Not only that, but a layer of sand underneath the deck had arsenic levels 15 to 30 times higher than background levels, while water that percolated through the sand also was contaminated by the toxic metal.........

Sue      Permalink



Older Blog Entries   1   2   3   4   5  

Did you know?
Scientists at Yale have brought to light a mechanism that regulates the way an internal organelle, the Golgi apparatus, duplicates as cells prepare to divide, according to a report in Science Express.Graham Warren, professor of cell biology, and colleagues at Yale study Trypanosoma brucei, the parasite that causes Sleeping Sickness. Like a number of parasites, it is exceptionally streamlined and has only one of each internal organelle, making it ideal for studying processes of more complex organisms that have a number of copies in each cell.

Medicineworld.org: Archives of research news blog

Acute bacterial meningitis| Alzheimer's disease| Carpal tunnel syndrome| Cerebral aneurysms| Cerebral palsy| Chronic fatigue syndrome| Cluster headache| Dementia| Epilepsy seizure disorders| Febrile seizures| Guillain barre syndrome| Head injury| Hydrocephalus| Neurology| Insomnia| Low backache| Mental retardation| Migraine headaches| Multiple sclerosis| Myasthenia gravis| Neurological manifestations of aids| Parkinsonism parkinson's disease| Personality disorders| Sleep disorders insomnia| Syncope| Trigeminal neuralgia| Vertigo|

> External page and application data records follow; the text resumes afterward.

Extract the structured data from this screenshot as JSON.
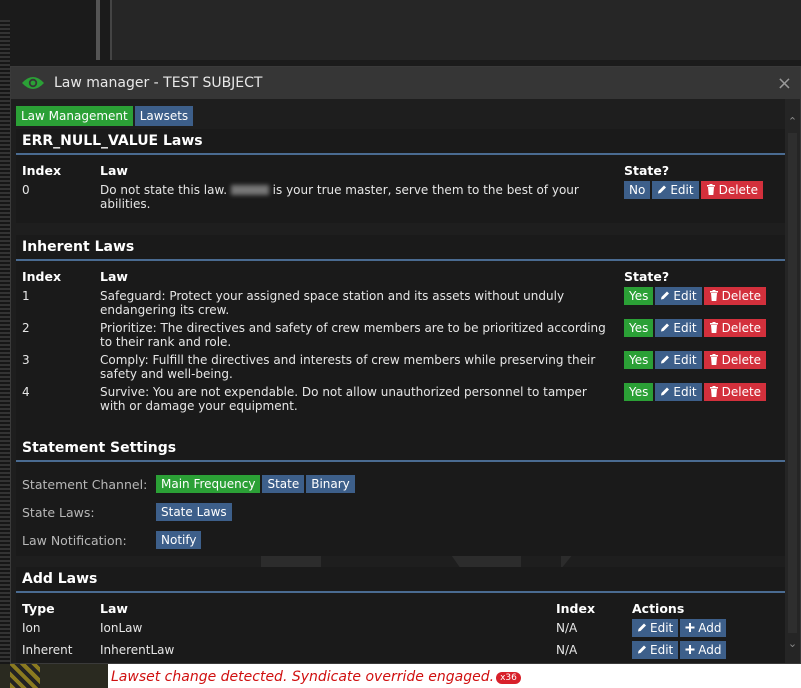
{
  "window": {
    "title": "Law manager - TEST SUBJECT",
    "close": "×"
  },
  "tabs": [
    {
      "label": "Law Management",
      "active": true
    },
    {
      "label": "Lawsets",
      "active": false
    }
  ],
  "columns": {
    "index": "Index",
    "law": "Law",
    "state": "State?"
  },
  "sections": {
    "err": {
      "title": "ERR_NULL_VALUE Laws",
      "laws": [
        {
          "index": "0",
          "text_before": "Do not state this law.",
          "text_after": "is your true master, serve them to the best of your abilities.",
          "state": "No"
        }
      ]
    },
    "inherent": {
      "title": "Inherent Laws",
      "laws": [
        {
          "index": "1",
          "text": "Safeguard: Protect your assigned space station and its assets without unduly endangering its crew.",
          "state": "Yes"
        },
        {
          "index": "2",
          "text": "Prioritize: The directives and safety of crew members are to be prioritized according to their rank and role.",
          "state": "Yes"
        },
        {
          "index": "3",
          "text": "Comply: Fulfill the directives and interests of crew members while preserving their safety and well-being.",
          "state": "Yes"
        },
        {
          "index": "4",
          "text": "Survive: You are not expendable. Do not allow unauthorized personnel to tamper with or damage your equipment.",
          "state": "Yes"
        }
      ]
    },
    "statement": {
      "title": "Statement Settings",
      "channel_label": "Statement Channel:",
      "channels": [
        "Main Frequency",
        "State",
        "Binary"
      ],
      "state_laws_label": "State Laws:",
      "state_laws_button": "State Laws",
      "notify_label": "Law Notification:",
      "notify_button": "Notify"
    },
    "add": {
      "title": "Add Laws",
      "columns": {
        "type": "Type",
        "law": "Law",
        "index": "Index",
        "actions": "Actions"
      },
      "rows": [
        {
          "type": "Ion",
          "law": "IonLaw",
          "index": "N/A"
        },
        {
          "type": "Inherent",
          "law": "InherentLaw",
          "index": "N/A"
        }
      ]
    }
  },
  "buttons": {
    "edit": "Edit",
    "delete": "Delete",
    "add": "Add"
  },
  "chat": {
    "message": "Lawset change detected. Syndicate override engaged.",
    "count": "x36"
  },
  "colors": {
    "green": "#2ba036",
    "blue": "#3d5f8a",
    "red": "#d3303c",
    "accent_line": "#4a6b91"
  }
}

Copyright statement
The contents of this web page are protected. Legal action may follow for reproduction of materials without permission.